A Cuban Girl’s Guide to Tea and Tomorrow
Laura Taylor Namey
Lila had plans. Finish school, take over the bakery with her grandmother, employ her best friend to support her through college and maybe get married to the love of her life. Unfortunately she can only do one of these things for certain – suddenly the rest of her life is in upheaval and she’s shipped off to England.
I found it fascinating how much freedom Lila had! My parents would never consider sending me overseas like that to deal with a problem (in fact, they made sure I wouldn’t be equipped to do that). I can’t really imagine managing a kitchen at 18 either, but I guess it’s what you are used to. I totally saw where this novel was going, and I was perfectly happy to go there. I wanted a soft, casual read on vacation that I could drop out of at any time.
What this book also does quite well is validate creativity in baking. Sure, Lila knows her stuff well enough to out-cook the resident baker, but she knows that she has more to learn. Trades are a legitimate job choice, and I’m happy to see it being promoted here. I’m not sure what this would look like in Australia though. The restaurant industry can be very tough, particularly in the aftermath of COVID-19.
The way that Lila literally ran to deal with her feelings was quite novel. I feel like most of the time someone takes up running to be thinner, or just because they like it. Lila does state she enjoys it, but running past the point of being sick is something else. Not to mention dragging her friends in to run with her!

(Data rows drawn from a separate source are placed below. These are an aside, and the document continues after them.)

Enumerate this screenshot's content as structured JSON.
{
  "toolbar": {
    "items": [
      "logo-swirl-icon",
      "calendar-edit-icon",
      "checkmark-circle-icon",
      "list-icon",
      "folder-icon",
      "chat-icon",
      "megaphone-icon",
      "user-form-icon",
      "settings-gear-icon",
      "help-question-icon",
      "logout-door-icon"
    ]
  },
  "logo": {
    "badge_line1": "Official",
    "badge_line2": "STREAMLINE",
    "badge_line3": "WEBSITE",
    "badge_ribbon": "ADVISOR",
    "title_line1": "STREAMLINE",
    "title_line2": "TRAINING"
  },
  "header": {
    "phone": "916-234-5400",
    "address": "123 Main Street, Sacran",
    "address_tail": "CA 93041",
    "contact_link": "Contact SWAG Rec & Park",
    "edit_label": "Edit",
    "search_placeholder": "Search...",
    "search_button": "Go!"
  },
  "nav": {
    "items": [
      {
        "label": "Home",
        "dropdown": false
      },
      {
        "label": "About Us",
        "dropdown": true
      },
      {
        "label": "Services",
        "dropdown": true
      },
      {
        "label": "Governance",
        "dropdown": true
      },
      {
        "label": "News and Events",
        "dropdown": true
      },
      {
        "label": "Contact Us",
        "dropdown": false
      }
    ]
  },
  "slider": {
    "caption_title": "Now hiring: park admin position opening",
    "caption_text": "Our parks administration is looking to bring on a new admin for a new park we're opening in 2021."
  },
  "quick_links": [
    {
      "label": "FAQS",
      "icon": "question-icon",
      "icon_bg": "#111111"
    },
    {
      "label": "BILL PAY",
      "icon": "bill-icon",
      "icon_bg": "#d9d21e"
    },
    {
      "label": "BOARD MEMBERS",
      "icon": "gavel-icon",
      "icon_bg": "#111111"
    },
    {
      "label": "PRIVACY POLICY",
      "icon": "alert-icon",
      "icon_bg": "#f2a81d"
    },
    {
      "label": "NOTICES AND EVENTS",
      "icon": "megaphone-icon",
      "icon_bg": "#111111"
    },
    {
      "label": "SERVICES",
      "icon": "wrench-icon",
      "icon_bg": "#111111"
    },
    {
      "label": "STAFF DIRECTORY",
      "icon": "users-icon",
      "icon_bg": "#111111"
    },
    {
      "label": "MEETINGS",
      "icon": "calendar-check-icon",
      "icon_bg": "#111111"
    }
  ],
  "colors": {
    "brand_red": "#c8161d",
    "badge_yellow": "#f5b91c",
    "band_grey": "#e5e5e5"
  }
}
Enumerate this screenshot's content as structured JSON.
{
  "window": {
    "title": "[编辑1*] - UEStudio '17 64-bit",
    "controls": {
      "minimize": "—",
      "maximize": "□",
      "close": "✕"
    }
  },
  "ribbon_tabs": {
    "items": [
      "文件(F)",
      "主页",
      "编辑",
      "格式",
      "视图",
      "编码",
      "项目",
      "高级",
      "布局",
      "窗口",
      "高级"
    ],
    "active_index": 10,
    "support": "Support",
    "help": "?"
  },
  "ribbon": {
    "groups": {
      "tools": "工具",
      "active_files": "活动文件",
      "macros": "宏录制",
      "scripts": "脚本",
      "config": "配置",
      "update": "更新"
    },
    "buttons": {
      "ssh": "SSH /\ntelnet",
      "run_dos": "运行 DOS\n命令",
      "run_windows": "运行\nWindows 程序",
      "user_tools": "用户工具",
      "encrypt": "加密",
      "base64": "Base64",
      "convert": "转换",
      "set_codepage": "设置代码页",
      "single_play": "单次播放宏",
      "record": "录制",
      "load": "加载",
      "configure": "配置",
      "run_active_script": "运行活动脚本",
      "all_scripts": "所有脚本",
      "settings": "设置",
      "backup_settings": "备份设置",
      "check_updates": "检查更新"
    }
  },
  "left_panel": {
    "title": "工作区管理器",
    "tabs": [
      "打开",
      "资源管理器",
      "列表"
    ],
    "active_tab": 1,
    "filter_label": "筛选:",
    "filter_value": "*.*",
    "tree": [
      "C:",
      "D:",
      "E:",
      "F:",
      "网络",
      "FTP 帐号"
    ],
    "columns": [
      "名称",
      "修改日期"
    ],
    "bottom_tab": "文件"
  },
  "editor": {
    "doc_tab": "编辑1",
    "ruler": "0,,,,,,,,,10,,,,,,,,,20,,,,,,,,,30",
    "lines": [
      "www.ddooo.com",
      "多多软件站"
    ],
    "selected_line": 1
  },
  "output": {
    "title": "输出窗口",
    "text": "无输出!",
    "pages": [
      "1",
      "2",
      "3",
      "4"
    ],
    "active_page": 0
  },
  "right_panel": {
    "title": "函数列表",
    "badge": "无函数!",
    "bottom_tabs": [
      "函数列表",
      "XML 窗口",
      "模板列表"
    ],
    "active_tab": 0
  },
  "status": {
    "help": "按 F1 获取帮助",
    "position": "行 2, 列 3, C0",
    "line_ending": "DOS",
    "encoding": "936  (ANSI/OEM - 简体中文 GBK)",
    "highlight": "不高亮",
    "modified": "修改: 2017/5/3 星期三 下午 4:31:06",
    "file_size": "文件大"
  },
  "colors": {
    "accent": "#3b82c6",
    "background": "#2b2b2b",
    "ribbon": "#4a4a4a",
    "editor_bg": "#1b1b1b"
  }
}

I enjoyed this novel as a light 3-star-worthy read. I read it as an eBook, which doesn’t help the story to stick in my head though (several months later anyway…). Highly recommended for anyone who likes a baking vibe to their fiction (eg. Caramel Hearts).